Mike commonly finds his inspiration on the streets of his hometown, Detroit, Michigan, specializing in street and urban photography. As the newest Trailblazer in the Olympus Visionary Program, he first caught the eye of Olympus through his work with Out of Chicago and his “Shoot Light, Shoot Often” philosophy. Over the last five years, he has worked with the Detroit Metro Convention Bureau, covering events, taking Fortune 500 company headshots, and shooting sports photography. Mike has shared his love of street photography by teaching and leading groups on urban photography in the Detroit area as well as out of state. When he isn’t behind a camera, he is in front of the camera serving as co-host of the biweekly video podcast, Mirrorless Minutes. He is passionate about what can be accomplished with the Olympus Micro Four Thirds systems, using the OM-D E-M1 for his outdoor shooting exploits. To view more of his work, visit his artist site, here.

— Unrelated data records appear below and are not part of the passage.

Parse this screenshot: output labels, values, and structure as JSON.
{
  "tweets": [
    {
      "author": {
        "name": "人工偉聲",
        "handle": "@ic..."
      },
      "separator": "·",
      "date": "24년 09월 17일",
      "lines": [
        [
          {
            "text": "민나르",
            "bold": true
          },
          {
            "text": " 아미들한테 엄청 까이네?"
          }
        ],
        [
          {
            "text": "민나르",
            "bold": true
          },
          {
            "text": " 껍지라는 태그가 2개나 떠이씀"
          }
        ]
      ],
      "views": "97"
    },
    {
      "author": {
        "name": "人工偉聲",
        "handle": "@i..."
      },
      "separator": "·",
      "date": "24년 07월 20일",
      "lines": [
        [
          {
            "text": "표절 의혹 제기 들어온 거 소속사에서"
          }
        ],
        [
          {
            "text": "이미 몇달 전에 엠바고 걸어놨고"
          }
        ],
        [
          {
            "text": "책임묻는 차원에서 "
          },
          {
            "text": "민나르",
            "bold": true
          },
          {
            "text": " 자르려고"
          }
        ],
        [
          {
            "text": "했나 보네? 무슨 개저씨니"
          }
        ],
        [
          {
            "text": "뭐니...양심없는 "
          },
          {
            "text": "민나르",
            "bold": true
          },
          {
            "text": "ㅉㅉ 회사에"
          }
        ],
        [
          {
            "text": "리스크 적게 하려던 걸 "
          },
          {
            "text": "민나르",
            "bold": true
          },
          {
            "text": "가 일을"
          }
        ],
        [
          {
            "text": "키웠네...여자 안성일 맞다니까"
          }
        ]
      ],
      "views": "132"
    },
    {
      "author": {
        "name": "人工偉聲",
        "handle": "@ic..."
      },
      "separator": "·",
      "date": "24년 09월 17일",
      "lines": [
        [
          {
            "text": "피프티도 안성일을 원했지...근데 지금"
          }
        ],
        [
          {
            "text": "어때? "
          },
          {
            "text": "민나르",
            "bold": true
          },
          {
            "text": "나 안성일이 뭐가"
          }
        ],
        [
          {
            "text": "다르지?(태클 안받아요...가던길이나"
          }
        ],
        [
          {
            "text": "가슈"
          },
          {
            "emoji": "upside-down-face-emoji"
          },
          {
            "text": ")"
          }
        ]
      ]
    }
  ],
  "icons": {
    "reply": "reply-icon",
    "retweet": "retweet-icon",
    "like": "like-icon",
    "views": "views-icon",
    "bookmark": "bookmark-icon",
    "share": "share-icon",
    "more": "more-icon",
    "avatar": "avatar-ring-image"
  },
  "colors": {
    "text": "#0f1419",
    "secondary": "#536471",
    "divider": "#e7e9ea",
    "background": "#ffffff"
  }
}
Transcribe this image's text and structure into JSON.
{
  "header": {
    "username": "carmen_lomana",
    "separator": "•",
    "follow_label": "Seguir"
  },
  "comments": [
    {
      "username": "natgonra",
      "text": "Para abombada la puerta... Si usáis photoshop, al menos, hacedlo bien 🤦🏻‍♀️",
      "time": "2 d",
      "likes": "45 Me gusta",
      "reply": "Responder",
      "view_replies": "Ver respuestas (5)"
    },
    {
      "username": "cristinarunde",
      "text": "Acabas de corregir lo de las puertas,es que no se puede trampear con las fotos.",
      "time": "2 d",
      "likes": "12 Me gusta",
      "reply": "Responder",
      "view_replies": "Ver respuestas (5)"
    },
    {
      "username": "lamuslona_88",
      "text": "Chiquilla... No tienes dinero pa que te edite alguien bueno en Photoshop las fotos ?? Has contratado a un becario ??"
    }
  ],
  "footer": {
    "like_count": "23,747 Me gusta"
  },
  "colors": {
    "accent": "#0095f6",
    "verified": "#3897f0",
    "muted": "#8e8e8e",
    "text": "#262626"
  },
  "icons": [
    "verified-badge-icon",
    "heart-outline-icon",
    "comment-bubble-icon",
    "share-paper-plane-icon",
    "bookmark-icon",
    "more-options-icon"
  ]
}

Shenyah Webb

Shenyah Webb is a Portland-based visual artist and musician. She has been with NAILED Magazine since its inception in 2012 and has served as the Arts Editor and a Contributing Editor since its launch in 2013. A Detroit native, she attended The College for Creative Studies, where she focused on Fine Art and Industrial Design. She is currently enrolled in a Somatic Expressive Arts Education and Therapy training program, studying under Lanie Bergin. You can learn more about Shenyah here. (Shenyah.com)